WHAT IS EXPECTED:
Your reply should be one number: how many lines of the records below contain the string "icon".

EXERCISE MATERIALS:
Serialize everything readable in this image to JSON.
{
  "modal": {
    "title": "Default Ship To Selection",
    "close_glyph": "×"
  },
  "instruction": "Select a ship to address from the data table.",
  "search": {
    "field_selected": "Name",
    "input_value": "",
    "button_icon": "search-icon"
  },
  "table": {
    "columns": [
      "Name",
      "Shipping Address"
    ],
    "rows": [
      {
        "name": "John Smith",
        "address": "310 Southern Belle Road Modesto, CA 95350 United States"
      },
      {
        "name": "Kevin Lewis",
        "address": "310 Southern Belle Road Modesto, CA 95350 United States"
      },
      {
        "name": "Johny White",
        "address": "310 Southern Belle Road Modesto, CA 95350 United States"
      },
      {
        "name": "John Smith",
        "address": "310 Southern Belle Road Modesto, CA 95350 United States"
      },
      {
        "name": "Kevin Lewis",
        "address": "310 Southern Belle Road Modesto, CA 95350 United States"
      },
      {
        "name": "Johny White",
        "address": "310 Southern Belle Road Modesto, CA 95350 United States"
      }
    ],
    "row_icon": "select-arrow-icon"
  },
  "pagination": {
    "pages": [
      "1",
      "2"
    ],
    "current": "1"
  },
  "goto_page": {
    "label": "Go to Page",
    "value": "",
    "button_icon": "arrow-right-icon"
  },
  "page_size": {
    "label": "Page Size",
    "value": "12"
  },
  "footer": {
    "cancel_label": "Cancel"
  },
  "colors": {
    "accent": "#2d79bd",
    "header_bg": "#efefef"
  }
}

YOUR SOLUTION:
3